Unlike sheep, goats prefer the woody plants, and thereby have the ability to clean up and control significant weed and brush outbreaks. Many homesteaders will begin with land that has either been abandoned or is just new to grazing, and this is a perfect situation for goats.

Problem plants that are poisonous to other species, such as certain thistles and poison hemlock, pose no problem for goats, which will often graze six feet high and eat the light-hogging canopy before chewing the undesirable plant (from the cow’s perspective) to the ground. This creates an opportunity for grass to fill in.

Beyond cows, sheep, and goats, we found that poultry and pigs fit in very nicely to our multi-species grazing model as well.

solar fence charger

In a grid-down situation, you’ll be grateful for a solar charger

Pigs, of course, prefer to root, which makes them perfect choices for woodlots or marginal perimeter land. Most breeds can easily be trained to a solar electric fence charger that’s located just a few inches off the ground (snout high), though frequent walking along the fence line is necessary as pigs just love to root dirt and debris up to the fence, which could cause it to short out. Other than that, they’ll clean up the forest in short order, plowing through downed trees for grubs, eating nuts and acorns, and digging roots.

When their paddock is cleared, simply create a new adjacent paddock for them, move them in, and (if you’re so inclined) toss some seeds (turnip, pumpkin, squash) into the soil they just disturbed. Return them several months later; they’ll harvest the crop for you, free of charge, and turn your seeds into pork.

When their paddock is cleared, simply create a new adjacent paddock for them, move them in, and (if you’re so inclined) toss some seeds (turnip, pumpkin, squash) into the soil they just disturbed. Return them several months later; they’ll harvest the crop for you, free of charge, and turn your seeds into pork.

Some breeds of pigs can be effectively grazed along with the cows, sheep, and goats. I’m thinking mainly of the Large Black breed of pigs, and while they are effective grazers, like all pigs, they like (and need) to root. As a result, you’ll likely end up with pastures ranging from lightly torn to having large wallows. In our experience, it’s best to keep the pigs in the woods.

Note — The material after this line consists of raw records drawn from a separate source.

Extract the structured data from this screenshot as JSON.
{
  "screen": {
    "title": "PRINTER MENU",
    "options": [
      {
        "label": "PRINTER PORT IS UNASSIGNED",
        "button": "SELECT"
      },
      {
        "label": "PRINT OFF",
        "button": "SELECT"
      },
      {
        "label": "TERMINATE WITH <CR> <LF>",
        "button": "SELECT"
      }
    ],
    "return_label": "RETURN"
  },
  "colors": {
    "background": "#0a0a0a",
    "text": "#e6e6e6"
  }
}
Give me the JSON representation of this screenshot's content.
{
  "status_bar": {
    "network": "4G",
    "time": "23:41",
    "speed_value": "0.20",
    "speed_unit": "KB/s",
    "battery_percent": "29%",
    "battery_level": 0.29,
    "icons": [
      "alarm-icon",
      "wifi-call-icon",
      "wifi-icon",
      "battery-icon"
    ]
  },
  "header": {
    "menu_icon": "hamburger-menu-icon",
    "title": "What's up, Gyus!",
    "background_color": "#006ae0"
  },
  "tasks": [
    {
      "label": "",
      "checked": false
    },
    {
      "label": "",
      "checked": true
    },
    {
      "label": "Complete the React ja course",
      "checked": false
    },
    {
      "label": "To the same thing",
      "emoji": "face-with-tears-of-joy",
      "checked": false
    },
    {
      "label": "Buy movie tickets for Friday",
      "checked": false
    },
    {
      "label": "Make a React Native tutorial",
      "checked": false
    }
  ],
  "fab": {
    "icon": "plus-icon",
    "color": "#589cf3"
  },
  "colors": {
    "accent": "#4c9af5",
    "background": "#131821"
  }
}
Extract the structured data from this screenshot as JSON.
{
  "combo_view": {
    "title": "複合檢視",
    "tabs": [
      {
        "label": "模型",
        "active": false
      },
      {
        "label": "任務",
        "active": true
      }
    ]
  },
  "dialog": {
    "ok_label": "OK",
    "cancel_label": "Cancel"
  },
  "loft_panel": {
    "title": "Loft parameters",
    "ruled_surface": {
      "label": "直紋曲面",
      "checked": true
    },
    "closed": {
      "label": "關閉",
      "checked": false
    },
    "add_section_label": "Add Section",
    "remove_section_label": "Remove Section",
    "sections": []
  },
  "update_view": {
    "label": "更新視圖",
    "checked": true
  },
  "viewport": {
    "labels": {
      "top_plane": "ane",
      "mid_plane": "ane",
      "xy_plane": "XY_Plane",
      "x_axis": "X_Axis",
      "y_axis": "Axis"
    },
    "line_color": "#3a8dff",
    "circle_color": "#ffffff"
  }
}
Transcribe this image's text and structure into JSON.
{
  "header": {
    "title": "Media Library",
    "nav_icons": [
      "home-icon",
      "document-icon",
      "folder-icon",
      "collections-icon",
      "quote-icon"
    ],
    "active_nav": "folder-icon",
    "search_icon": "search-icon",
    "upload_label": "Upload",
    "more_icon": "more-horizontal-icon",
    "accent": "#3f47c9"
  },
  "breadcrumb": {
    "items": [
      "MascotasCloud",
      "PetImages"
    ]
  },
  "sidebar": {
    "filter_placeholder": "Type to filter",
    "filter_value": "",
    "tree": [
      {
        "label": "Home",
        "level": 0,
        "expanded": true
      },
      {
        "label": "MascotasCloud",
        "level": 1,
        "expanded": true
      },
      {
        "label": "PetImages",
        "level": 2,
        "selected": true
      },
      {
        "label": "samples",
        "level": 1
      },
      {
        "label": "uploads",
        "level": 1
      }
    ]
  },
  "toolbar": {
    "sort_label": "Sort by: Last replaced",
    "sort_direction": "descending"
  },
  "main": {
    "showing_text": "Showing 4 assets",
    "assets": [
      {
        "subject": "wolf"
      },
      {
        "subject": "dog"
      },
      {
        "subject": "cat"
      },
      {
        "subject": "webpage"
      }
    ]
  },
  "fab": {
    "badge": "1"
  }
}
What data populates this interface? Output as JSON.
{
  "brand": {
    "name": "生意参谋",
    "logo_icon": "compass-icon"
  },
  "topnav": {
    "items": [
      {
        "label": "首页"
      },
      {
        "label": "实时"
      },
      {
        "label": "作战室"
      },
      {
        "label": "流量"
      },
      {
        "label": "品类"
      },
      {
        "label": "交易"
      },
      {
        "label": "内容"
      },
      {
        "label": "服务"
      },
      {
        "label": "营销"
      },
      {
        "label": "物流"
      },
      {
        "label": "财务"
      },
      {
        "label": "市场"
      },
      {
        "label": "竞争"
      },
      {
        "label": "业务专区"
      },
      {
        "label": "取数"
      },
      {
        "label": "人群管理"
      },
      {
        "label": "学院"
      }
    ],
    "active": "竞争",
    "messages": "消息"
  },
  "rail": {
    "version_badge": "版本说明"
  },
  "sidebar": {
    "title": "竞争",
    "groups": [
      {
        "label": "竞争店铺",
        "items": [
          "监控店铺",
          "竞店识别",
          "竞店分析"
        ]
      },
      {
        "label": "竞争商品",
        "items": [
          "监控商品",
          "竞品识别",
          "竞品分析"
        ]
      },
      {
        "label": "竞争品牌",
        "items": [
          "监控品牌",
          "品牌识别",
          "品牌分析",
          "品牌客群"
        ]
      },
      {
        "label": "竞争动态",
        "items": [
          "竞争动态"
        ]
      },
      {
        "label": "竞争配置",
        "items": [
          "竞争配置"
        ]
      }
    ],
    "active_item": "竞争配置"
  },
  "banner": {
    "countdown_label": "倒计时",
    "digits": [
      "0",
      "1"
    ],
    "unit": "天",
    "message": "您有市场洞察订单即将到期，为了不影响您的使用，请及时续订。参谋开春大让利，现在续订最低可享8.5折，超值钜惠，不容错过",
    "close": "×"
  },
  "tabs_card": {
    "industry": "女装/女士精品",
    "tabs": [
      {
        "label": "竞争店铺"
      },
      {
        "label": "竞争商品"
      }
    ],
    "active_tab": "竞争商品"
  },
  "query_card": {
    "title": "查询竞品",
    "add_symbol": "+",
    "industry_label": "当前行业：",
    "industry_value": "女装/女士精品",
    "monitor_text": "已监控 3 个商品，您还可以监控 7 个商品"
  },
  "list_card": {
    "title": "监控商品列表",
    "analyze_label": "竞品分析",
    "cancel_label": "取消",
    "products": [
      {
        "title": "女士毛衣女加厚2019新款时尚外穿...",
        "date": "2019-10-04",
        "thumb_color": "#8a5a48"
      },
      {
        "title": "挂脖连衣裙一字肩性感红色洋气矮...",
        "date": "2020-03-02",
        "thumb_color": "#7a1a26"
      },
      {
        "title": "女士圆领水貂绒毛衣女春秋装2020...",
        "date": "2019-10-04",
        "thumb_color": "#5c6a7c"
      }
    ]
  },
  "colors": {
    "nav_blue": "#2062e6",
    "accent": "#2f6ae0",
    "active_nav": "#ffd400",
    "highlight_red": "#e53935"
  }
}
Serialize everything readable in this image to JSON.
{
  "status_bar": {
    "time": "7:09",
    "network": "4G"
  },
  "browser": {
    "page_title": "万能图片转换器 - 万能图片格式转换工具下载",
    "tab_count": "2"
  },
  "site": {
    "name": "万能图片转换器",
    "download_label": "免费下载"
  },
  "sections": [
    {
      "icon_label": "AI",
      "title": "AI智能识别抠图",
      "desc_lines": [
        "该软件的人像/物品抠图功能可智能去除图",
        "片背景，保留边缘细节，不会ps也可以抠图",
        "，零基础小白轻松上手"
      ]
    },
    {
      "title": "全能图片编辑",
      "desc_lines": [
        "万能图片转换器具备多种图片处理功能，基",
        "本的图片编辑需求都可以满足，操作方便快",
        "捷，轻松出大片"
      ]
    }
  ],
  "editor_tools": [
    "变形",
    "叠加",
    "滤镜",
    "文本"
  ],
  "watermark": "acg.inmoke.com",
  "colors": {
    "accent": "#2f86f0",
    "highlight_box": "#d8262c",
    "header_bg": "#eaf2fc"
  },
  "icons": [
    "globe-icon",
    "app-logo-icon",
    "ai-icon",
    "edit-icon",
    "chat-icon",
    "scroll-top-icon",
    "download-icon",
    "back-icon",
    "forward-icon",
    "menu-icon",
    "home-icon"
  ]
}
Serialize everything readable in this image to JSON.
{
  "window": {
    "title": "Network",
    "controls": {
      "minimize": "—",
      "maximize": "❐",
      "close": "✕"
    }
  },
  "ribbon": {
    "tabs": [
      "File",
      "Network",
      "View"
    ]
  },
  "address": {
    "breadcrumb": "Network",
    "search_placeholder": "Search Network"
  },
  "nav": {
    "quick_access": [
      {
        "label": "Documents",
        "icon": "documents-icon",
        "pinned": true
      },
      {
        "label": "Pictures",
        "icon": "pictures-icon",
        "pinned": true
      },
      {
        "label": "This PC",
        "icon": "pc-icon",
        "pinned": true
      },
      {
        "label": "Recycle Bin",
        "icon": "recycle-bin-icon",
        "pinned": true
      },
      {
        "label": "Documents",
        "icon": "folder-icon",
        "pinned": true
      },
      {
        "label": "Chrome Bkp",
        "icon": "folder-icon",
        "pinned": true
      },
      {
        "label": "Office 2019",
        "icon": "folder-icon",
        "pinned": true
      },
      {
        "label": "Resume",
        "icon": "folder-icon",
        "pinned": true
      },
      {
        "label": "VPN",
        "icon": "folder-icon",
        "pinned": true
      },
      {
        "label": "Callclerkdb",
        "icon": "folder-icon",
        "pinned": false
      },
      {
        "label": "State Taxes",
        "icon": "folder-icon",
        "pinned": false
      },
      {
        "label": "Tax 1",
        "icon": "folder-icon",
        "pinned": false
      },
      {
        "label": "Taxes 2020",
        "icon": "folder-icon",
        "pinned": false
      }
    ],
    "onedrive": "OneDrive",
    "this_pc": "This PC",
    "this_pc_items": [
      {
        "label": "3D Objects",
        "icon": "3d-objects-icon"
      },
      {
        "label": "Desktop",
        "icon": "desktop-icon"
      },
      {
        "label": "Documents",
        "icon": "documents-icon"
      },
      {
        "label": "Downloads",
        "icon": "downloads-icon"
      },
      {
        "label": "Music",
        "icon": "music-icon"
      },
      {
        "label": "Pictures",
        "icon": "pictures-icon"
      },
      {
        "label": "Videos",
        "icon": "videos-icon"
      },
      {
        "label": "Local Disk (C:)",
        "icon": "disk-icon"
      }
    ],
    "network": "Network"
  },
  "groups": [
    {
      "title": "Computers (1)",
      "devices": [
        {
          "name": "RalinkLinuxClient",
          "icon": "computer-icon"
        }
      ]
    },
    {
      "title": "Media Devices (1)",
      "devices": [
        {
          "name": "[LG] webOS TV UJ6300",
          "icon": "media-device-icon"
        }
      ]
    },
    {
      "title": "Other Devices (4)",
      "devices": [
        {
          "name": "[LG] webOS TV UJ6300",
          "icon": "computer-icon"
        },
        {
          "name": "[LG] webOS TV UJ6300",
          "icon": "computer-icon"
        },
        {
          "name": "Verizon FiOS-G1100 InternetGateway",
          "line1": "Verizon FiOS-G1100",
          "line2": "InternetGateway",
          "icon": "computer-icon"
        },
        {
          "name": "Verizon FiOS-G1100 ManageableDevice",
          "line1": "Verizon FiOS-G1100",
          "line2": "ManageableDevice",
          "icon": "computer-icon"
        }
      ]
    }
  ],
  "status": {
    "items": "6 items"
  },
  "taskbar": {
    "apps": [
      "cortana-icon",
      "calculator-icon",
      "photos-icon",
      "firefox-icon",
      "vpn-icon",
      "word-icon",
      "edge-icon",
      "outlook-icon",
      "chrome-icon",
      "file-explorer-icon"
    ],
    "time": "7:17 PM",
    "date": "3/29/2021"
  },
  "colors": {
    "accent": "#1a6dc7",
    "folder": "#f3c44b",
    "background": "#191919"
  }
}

Poultry fit in perfectly to this model, since many species in nature have a naturally synergistic relationship. Pulling a mobile hen house a couple of days behind the grazers allows hens to scratch through manure piles and harvest grubs. This provides them with much-needed (and free) protein, while drastically reducing the potential fly population. Of course, the hens will convert the grasses and grubs into nutrient-rich eggs for your family.

In our case, we also mix turkeys along with the hens and move them together as a flock. The turkeys tend to roost on top of the portable hen house at night, while the hens sleep safely inside. While some older research suggests that turkeys and chickens shouldn’t be raised together due to blackhead, we have never found this to be the case.

Chickens and turkeys act as the sanitation crew, ridding the pasture of grasshoppers, crickets, and army worms, which can wreak havoc in these parts by destroying entire pastures in a matter of days! For those in the south, we have also found a huge benefit to including poultry along with ruminants; free-range chickens and turkeys, by virtue of their constant scratching, eradicate fire ants in those areas!

Our pastures improved remarkably and can now support a lot of livestock. Of course, we worked hard to achieve those improvements, but it was worth it.

Finally, and something of a side note, pigs, sheep, and goats can be used in border and woodlot areas to reduce fuel loads, which, in turn, reduce wildfire risk.

For us, the primary goal was to end up with more grass so that we can graze more cattle, and multi-species livestock management helped significantly to achieve this. However, there was always the risk that animals may re-graze their favorite plants, so a specific management tool was required to prevent this.

In part two, I define rotational grazing, and cover fencing, operational security and how to get started.